Work to complete
Take each line from the entries that holds "arrows" and copy it out.

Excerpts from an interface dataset
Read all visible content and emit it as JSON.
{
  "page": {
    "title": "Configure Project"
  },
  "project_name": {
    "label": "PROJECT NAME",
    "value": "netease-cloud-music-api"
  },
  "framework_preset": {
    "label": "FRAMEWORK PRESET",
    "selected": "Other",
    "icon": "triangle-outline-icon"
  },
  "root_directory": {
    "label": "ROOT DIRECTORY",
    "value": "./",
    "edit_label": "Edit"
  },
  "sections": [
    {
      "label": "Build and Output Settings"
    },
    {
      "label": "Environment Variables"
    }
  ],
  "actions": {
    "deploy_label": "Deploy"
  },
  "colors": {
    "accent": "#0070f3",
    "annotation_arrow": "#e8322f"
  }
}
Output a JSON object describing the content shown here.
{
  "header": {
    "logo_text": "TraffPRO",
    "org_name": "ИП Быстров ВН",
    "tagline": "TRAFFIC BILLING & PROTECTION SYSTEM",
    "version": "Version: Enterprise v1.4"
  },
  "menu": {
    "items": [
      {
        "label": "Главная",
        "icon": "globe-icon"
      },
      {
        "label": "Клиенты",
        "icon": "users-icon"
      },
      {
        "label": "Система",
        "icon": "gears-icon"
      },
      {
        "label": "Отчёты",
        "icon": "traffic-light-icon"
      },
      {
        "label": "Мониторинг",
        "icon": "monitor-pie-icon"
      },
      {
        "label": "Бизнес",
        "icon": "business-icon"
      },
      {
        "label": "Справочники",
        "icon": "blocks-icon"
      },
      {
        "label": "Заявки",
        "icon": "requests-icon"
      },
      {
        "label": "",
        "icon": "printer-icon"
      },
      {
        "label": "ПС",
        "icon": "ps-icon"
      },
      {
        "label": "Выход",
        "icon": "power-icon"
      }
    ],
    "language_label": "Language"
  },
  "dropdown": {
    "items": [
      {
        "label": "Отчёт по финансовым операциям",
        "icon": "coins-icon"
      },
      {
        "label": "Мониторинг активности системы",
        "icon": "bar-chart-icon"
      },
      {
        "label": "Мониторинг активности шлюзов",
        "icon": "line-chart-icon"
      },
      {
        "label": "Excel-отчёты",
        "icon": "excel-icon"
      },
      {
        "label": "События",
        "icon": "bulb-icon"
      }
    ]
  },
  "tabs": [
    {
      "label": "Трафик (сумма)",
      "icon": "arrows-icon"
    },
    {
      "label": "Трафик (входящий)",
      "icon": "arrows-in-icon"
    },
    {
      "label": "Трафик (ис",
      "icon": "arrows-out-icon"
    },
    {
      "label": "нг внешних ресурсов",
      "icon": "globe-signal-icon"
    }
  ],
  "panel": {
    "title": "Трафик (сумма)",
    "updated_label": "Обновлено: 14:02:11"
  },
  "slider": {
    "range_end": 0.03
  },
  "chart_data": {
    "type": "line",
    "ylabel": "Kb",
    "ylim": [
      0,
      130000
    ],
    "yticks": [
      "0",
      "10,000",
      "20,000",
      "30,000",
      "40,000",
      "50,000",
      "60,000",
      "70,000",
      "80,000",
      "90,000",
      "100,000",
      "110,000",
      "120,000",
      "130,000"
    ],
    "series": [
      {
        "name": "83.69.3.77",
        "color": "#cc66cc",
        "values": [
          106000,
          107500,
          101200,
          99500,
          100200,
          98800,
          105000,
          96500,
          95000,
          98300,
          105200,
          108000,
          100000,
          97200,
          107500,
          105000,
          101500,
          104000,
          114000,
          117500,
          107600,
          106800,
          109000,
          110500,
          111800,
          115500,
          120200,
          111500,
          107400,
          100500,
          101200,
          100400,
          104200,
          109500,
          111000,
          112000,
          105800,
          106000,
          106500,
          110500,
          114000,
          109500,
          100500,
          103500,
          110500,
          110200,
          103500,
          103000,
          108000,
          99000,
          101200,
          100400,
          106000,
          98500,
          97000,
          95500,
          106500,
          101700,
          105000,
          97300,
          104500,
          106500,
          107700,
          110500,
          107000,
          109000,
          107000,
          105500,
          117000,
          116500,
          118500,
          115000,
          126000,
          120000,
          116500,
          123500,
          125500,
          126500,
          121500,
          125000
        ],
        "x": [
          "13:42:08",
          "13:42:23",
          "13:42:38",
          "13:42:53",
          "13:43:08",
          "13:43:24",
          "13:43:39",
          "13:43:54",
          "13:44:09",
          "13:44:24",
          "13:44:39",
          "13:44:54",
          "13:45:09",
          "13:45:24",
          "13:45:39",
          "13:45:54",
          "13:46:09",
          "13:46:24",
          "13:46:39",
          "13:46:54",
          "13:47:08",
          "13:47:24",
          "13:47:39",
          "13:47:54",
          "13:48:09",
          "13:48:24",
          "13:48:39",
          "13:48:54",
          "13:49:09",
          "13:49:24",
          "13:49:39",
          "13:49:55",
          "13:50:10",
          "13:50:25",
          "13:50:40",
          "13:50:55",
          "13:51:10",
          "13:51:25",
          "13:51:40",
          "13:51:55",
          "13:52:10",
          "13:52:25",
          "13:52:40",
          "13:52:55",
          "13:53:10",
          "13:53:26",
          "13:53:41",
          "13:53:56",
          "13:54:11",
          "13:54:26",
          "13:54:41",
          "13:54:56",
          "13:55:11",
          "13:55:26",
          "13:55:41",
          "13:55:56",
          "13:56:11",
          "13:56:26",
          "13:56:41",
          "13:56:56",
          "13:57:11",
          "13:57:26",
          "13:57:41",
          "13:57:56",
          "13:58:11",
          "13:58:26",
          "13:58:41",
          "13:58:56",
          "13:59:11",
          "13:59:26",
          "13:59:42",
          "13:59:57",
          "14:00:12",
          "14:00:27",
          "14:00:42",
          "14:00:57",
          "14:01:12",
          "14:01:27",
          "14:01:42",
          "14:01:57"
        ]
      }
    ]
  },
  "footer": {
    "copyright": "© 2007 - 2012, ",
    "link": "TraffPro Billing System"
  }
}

Reply
      "icon": "arrows-icon"
      "icon": "arrows-in-icon"
      "icon": "arrows-out-icon"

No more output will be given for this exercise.